(If you're not familiar with that book - a collection of signs from around the world about ladies with nuts and suchlike - you should check it out; it's quite hilarious. As is Anguished English, a history compiled from student writing, in which Socrates dies of too much wedlock.)
There are two parts to this whole English language thing I'm thinking about: one has to do with making English the national language, and the other has to do with how well native speakers speak (and write) it. I'll start there, because it's more clear to me what I think, which is: spelling matters! And commas! And apostrophes! And knowing how to use them correctly! I laugh at all those cartoons and books with funny examples, but really it makes me sigh inside. I tell my students that all those other traits of writing they're taught - organization, content, voice, etc. - have to do with what people think of their writing. But the conventions affect what people think of them. I am incredibly judgmental of restaurant menus offering "onion ring's" or a van with painted sides promising to Get Your Windows "Clean"! (Is that code for something?) And especially newspapers with errors. They actually have people who are paid to make sure there are no errors, even if they're just typos that spellcheck missed. Do your job! Yes, I make what are probably unfair assumptions about the intelligence of people who make these mistakes. Suck it up and learn how to write right.
My favorite example of why commas are important: Let's eat, grandma! Leave that comma out and we're suddenly talking to Hannibal Lecter. The kids always get a kick out of it. That said, I support poetic (mis)use of the language. It's like what I was taught about painting: you have to learn the rules before you can break them. Once you can draw a good still life, you can go nuts with your spatter-painting and call it art.
The other part, the idea of making English the national language, well, it's a little more complicated for me. My initial reaction to the folks who propose that is that they are prejudiced and backwards and generally can't speak English all that well themselves (have you seen the signs at Tea Party rallies?). But once I get over it and start to think about the idea, I find that I'm not so sure. When I travel, or if I live abroad, I don't expect people to speak English to me. Yes, the reality is that in a lot of places people do, but that doesn't mean they should have to. Maybe folks in the tourist industry, but not the general public. I consider it my responsibility to figure out how to communicate with them, to learn the local language, even to say my name differently. I wouldn't expect to be able to get a job if I couldn't speak to the natives. So why wouldn't that be the same for people coming here?

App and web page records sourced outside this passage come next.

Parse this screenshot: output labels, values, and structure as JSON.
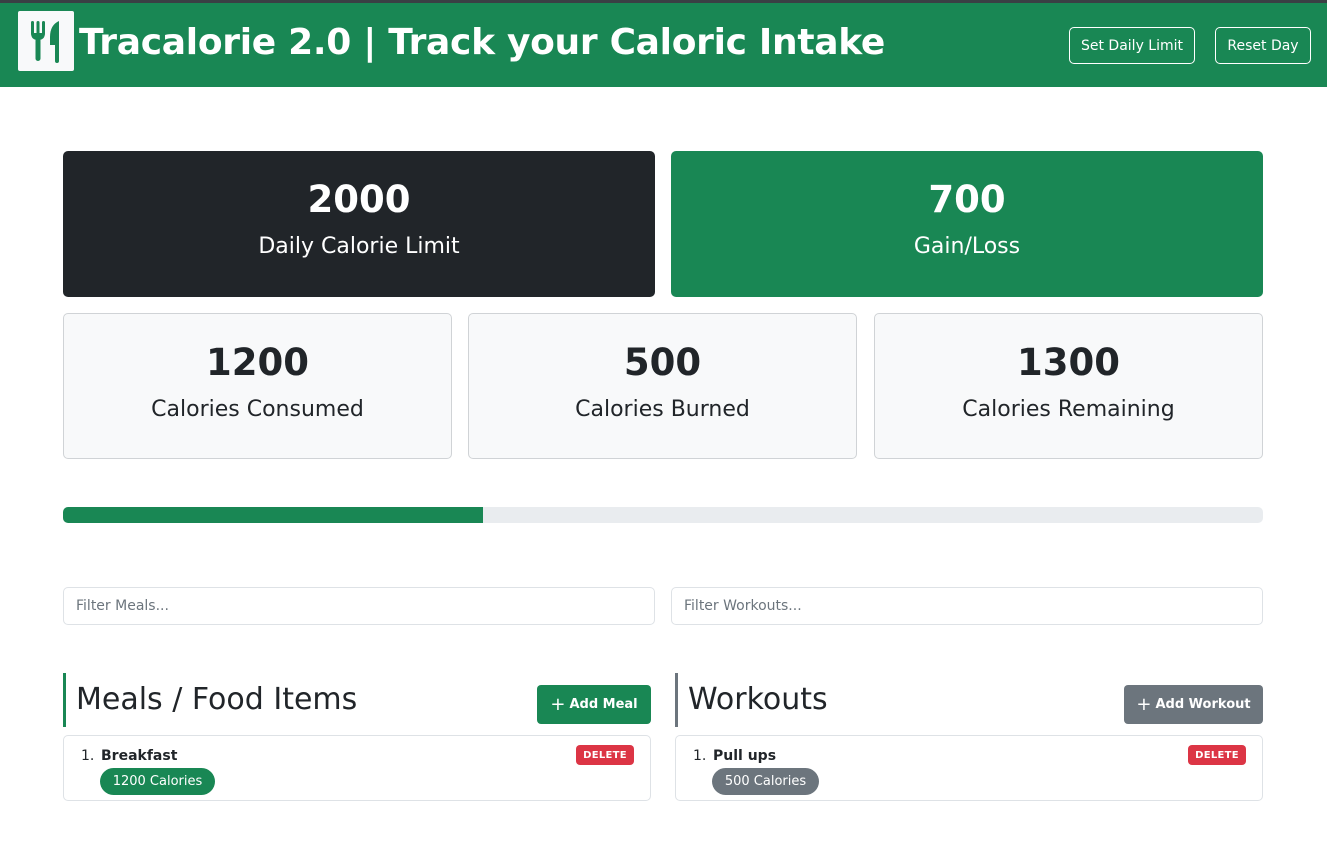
{
  "header": {
    "title": "Tracalorie 2.0 | Track your Caloric Intake",
    "logo_icon": "utensils-icon",
    "set_limit_label": "Set Daily Limit",
    "reset_label": "Reset Day"
  },
  "stats": {
    "limit": {
      "value": "2000",
      "label": "Daily Calorie Limit"
    },
    "gain_loss": {
      "value": "700",
      "label": "Gain/Loss"
    },
    "consumed": {
      "value": "1200",
      "label": "Calories Consumed"
    },
    "burned": {
      "value": "500",
      "label": "Calories Burned"
    },
    "remaining": {
      "value": "1300",
      "label": "Calories Remaining"
    }
  },
  "progress": {
    "percent": 35
  },
  "filters": {
    "meals_placeholder": "Filter Meals...",
    "workouts_placeholder": "Filter Workouts..."
  },
  "meals": {
    "title": "Meals / Food Items",
    "add_label": "Add Meal",
    "items": [
      {
        "index": "1.",
        "name": "Breakfast",
        "calories": "1200 Calories",
        "delete_label": "DELETE"
      }
    ]
  },
  "workouts": {
    "title": "Workouts",
    "add_label": "Add Workout",
    "items": [
      {
        "index": "1.",
        "name": "Pull ups",
        "calories": "500 Calories",
        "delete_label": "DELETE"
      }
    ]
  },
  "colors": {
    "primary": "#198754",
    "dark": "#212529",
    "secondary": "#6c757d",
    "danger": "#dc3545",
    "light": "#f8f9fa"
  }
}
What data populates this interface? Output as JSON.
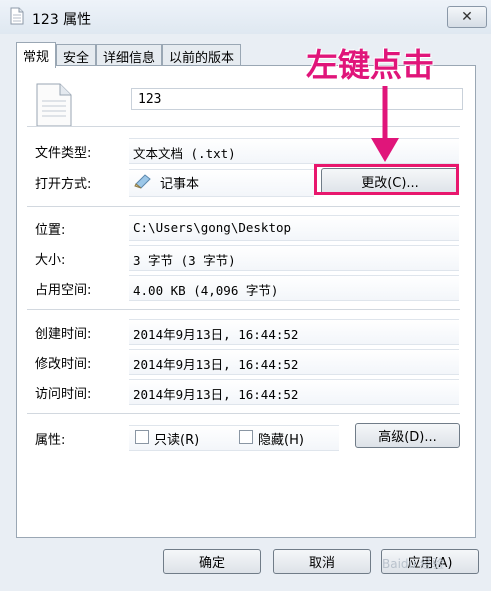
{
  "window": {
    "title": "123 属性",
    "close_glyph": "✕"
  },
  "tabs": [
    {
      "label": "常规",
      "active": true
    },
    {
      "label": "安全",
      "active": false
    },
    {
      "label": "详细信息",
      "active": false
    },
    {
      "label": "以前的版本",
      "active": false
    }
  ],
  "general": {
    "file_name": "123",
    "file_type_label": "文件类型:",
    "file_type_value": "文本文档 (.txt)",
    "opens_with_label": "打开方式:",
    "opens_with_value": "记事本",
    "change_button": "更改(C)...",
    "location_label": "位置:",
    "location_value": "C:\\Users\\gong\\Desktop",
    "size_label": "大小:",
    "size_value": "3 字节 (3 字节)",
    "size_on_disk_label": "占用空间:",
    "size_on_disk_value": "4.00 KB (4,096 字节)",
    "created_label": "创建时间:",
    "created_value": "2014年9月13日, 16:44:52",
    "modified_label": "修改时间:",
    "modified_value": "2014年9月13日, 16:44:52",
    "accessed_label": "访问时间:",
    "accessed_value": "2014年9月13日, 16:44:52",
    "attributes_label": "属性:",
    "readonly_label": "只读(R)",
    "hidden_label": "隐藏(H)",
    "advanced_button": "高级(D)..."
  },
  "footer": {
    "ok": "确定",
    "cancel": "取消",
    "apply": "应用(A)"
  },
  "annotation": {
    "text": "左键点击",
    "color": "#e0157a"
  },
  "watermark": "Baidu 经验"
}
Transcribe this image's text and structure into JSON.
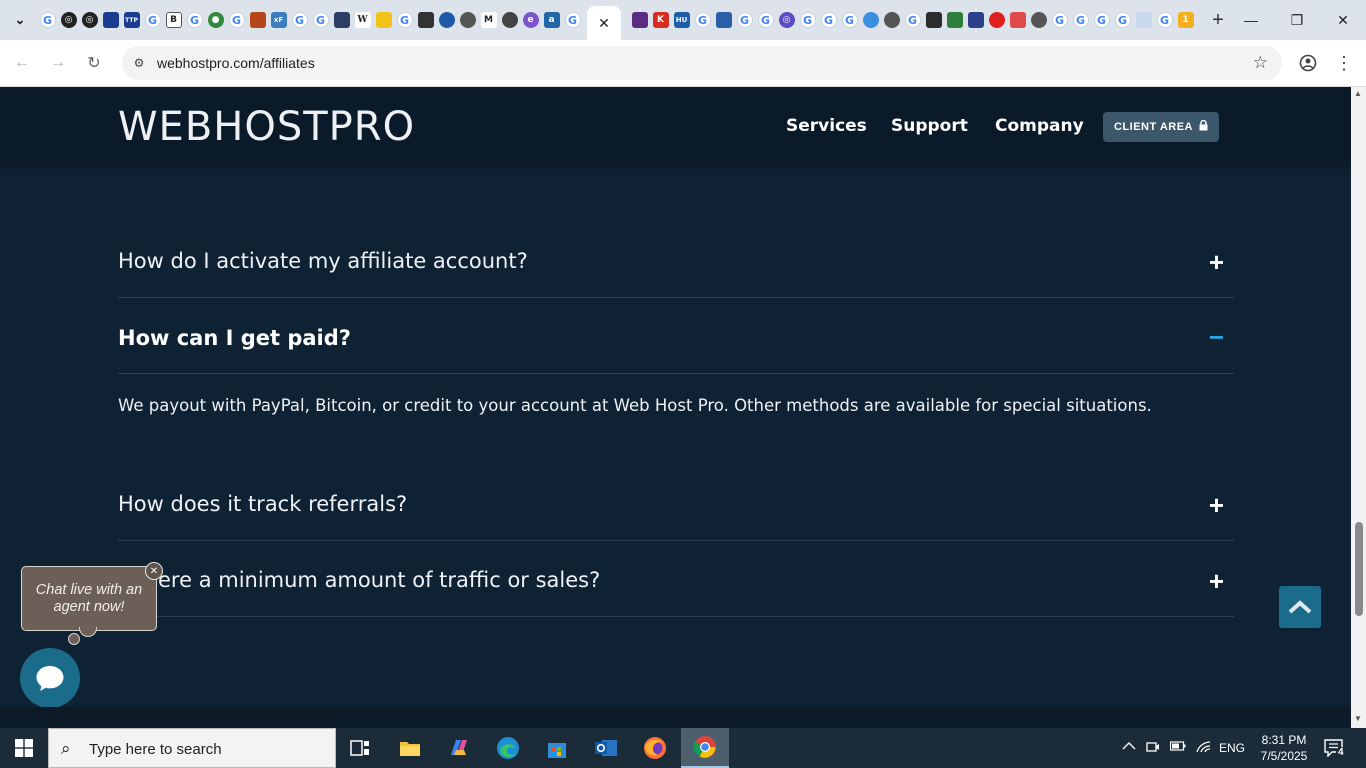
{
  "browser": {
    "tabs": {
      "active_close": "✕",
      "favicon_row": [
        "G",
        "◎",
        "◎",
        "■",
        "TTP",
        "G",
        "B",
        "G",
        "●",
        "G",
        "■",
        "xF",
        "G",
        "G",
        "■",
        "W",
        "■",
        "G",
        "■",
        "■",
        "■",
        "■",
        "M",
        "■",
        "■",
        "■",
        "G"
      ],
      "favicon_row_2": [
        "■",
        "■",
        "HU",
        "G",
        "■",
        "G",
        "G",
        "◎",
        "G",
        "G",
        "G",
        "■",
        "■",
        "G",
        "■",
        "■",
        "■",
        "■",
        "■",
        "G",
        "G",
        "G",
        "G",
        "■",
        "G",
        "■"
      ]
    },
    "url": "webhostpro.com/affiliates"
  },
  "site": {
    "logo": "WEBHOSTPRO",
    "nav": [
      "Services",
      "Support",
      "Company"
    ],
    "client_area": "CLIENT AREA",
    "faq": [
      {
        "question": "How do I activate my affiliate account?",
        "toggle": "+"
      },
      {
        "question": "How can I get paid?",
        "toggle": "−"
      },
      {
        "question": "How does it track referrals?",
        "toggle": "+"
      },
      {
        "question": "ere a minimum amount of traffic or sales?",
        "toggle": "+"
      }
    ],
    "answer": "We payout with PayPal, Bitcoin, or credit to your account at Web Host Pro. Other methods are available for special situations.",
    "chat_prompt": "Chat live with an agent now!"
  },
  "taskbar": {
    "search_placeholder": "Type here to search",
    "language": "ENG",
    "time": "8:31 PM",
    "date": "7/5/2025",
    "notifications": "4"
  },
  "colors": {
    "page_bg": "#0f2233",
    "header_bg": "#0a1a28",
    "accent": "#2aa3df",
    "chat_teal": "#1b6c8b"
  }
}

And yet. It doesn't feel right to force people to live a substandard life because they can't understand English. To have a hard time getting good medical care. To be labeled stupid because they fail a test at school. To be unable to feed their kids because nobody will hire them. I don't know. I'm running up against my socialist libertarian tendencies again. Isn't there some kind of compromise that allows people to live decently and hold onto their own culture while also assimilating and acknowledging they're in the good ol' US of A? Can we celebrate our diversity and communicate clearly?
Of course this issue is tangled up in the immigration issue, which I won't get into except to say: when I taught in New Mexico, my students didn't realize there was such a thing as legal immigration. They'd only ever heard of illegal immigration. That kind of blew my mind.
Now I'm off to join Lynne Truss and her posse of guerilla grammarians, ninja mask on and sharpie in hand. All ye who err, beware!